Along with white pines, Douglas, Canaan and Fraser firs, spruce trees and scotch pines are available at Parsons. Customers can cut their own trees or purchase some pre-cut ones, Parsons said. Other Christmas emblems are sold at the farm. Both undecorated and decorated wreaths and handmade crafts are also for sale. On weekends, employees wrap, shake and drill the trees for free and customers can enjoy free hot chocolate and candy canes.
In Centre Hall, Tannenbaum Tree Farm has also been a busy spot. The farm sold its first tree of the year three weeks ago to an out-of-state customer, owner Martha Weidensaul said, and sold a few in the two weeks before Thanksgiving. After officially opening, the farm sold about 400 trees on both Friday and Saturday. Balsam, Fraser and concolor firs, white pines and limited numbers of blue spruces and Douglas firs are sold at Tannenbaum, Weidensaul said, although other trees are raised on the 133-acre property.
Tannenbaum will also still be selling trees after Dec. 25 to accommodate the Eastern Orthodox faith, who celebrate Christmas on Jan. 7, 2015.
To assist in selling trees, 16 employees worked on Sunday, Weidensaul said, many of whom have worked at the farm for years.

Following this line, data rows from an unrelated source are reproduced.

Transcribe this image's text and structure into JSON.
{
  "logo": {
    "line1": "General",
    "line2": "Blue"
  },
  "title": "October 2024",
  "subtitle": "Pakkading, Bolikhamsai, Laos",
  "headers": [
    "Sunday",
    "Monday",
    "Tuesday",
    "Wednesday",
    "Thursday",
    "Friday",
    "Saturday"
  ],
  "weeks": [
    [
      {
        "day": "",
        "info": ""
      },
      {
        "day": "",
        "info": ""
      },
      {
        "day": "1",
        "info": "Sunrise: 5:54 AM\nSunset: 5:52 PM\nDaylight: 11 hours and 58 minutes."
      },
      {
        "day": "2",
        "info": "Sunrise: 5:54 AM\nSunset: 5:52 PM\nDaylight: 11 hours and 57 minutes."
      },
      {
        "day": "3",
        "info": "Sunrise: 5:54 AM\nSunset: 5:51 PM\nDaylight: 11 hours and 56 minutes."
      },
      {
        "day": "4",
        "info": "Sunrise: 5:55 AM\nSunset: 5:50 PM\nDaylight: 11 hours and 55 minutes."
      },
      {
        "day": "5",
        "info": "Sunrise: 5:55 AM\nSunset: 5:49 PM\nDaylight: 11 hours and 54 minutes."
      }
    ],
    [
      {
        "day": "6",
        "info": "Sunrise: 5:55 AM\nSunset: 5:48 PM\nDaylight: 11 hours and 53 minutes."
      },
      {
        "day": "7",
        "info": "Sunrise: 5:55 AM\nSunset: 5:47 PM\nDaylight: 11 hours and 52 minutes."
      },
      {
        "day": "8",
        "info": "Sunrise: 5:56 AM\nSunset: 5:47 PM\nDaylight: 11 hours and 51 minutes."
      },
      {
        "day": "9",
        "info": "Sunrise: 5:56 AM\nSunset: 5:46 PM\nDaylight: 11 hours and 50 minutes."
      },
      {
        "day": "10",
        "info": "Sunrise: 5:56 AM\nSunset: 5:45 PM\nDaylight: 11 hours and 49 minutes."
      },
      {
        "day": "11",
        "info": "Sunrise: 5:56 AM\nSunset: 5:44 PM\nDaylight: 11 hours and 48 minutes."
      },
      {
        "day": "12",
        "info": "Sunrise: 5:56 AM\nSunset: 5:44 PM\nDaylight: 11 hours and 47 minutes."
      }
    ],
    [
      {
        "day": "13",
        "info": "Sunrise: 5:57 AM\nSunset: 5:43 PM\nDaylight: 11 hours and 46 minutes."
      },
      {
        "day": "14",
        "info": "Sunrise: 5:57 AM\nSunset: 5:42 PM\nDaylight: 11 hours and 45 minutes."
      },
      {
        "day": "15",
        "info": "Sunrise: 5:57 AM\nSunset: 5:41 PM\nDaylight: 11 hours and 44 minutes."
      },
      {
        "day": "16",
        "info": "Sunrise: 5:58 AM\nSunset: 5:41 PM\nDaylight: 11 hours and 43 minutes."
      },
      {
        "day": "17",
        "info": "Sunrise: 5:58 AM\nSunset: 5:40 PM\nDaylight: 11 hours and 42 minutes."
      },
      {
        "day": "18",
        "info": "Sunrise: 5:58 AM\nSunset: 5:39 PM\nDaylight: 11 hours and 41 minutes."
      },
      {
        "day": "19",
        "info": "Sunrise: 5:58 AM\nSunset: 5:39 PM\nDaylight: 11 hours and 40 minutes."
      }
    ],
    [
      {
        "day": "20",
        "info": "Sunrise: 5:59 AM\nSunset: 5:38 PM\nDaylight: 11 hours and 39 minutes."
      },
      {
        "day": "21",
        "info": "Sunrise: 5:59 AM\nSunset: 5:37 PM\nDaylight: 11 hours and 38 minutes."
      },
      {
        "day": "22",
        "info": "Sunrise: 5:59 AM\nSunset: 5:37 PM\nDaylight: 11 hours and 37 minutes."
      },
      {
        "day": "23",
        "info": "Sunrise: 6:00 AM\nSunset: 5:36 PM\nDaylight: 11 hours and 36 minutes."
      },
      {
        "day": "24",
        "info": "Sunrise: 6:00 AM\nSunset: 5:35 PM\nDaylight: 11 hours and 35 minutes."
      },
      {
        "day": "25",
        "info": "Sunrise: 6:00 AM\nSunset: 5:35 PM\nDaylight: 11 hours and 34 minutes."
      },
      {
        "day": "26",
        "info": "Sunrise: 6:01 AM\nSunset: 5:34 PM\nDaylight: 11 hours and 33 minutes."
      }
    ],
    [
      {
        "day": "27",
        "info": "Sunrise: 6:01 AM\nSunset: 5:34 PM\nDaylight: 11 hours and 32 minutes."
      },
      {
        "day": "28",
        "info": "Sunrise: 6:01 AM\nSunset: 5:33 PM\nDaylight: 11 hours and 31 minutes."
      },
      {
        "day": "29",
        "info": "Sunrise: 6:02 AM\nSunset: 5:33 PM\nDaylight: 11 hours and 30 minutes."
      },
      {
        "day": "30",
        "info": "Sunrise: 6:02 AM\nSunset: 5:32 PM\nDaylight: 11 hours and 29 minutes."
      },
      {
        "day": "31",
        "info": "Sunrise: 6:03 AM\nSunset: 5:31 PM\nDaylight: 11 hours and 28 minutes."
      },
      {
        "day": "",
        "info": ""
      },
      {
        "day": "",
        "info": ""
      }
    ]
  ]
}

Deborah Austin, of Centre Hall, has spent at least the last eight holiday seasons working there.
The environment of the tree farm keeps her coming back to work there, Austin said. A family atmosphere exists between employees, she said, and she likes helping families find the right tree.
“It’s a part of the Christmas tradition,” she said. “I enjoy seeing the kids when they find the perfect tree and they’re excited.”
Dave and Jan Smith were at Tannenbaum with daughter Kelly Praskovich and grandsons Triston, 5, and Connor, 3. They come to the farm every year to select trees and this year was no different. The family had a wheeled cart with two trees on it Sunday. They were picked because they were the perfect shape and height but proved difficult to cut down.
“A lot of hard sawing,” Dave Smith said. “I ruined my coat.”
The Helms family, of Bellefonte, were also at Tannenbaum. It was the fourth or fifth year the family had gone there for a tree but the trip Sunday marked a first.
Daughter Eva Helms, 11, laid on a coat on the muddy ground sawing at a tree while her father, Will Helms, offered directions. It was her first time wielding a saw on the family Christmas tree. She got halfway through the trunk before son Tanner Helms, 15, finished the cutting.
The family Christmas tree was selected because it was a little crooked and needed to go home with someone, mother Christy Helms said.
“It had some flaws, but it didn’t need to be perfect,” she said.